_Exercise_: Each line of the data below holding the word "What" must be copied.

>>>

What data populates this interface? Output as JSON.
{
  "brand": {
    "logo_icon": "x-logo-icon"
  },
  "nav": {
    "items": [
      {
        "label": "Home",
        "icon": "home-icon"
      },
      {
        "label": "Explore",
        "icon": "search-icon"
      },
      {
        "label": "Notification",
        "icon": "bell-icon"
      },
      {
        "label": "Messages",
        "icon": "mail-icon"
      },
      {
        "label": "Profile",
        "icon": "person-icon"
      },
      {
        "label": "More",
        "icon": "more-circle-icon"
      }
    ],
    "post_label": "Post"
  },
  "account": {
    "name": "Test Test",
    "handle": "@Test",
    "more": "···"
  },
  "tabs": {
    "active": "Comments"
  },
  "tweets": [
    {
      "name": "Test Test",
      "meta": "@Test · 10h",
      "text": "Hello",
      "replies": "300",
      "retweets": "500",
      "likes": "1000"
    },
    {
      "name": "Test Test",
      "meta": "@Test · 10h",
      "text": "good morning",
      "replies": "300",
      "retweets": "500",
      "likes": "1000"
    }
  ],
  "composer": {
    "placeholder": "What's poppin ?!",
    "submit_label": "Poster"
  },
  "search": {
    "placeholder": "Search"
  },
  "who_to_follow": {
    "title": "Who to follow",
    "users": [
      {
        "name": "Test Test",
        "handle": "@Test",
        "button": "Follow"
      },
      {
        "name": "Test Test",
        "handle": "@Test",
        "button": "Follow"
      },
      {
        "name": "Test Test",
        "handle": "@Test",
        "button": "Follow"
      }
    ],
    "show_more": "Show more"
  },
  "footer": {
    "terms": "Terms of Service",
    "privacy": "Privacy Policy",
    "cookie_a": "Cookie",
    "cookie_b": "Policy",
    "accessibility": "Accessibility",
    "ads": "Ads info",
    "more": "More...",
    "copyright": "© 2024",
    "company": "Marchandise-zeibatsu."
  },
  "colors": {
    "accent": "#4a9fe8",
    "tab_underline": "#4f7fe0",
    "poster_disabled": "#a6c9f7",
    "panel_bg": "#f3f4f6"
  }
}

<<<

_Output for this task_:
What data populates this interface? Output as JSON.
    "placeholder": "What's poppin ?!",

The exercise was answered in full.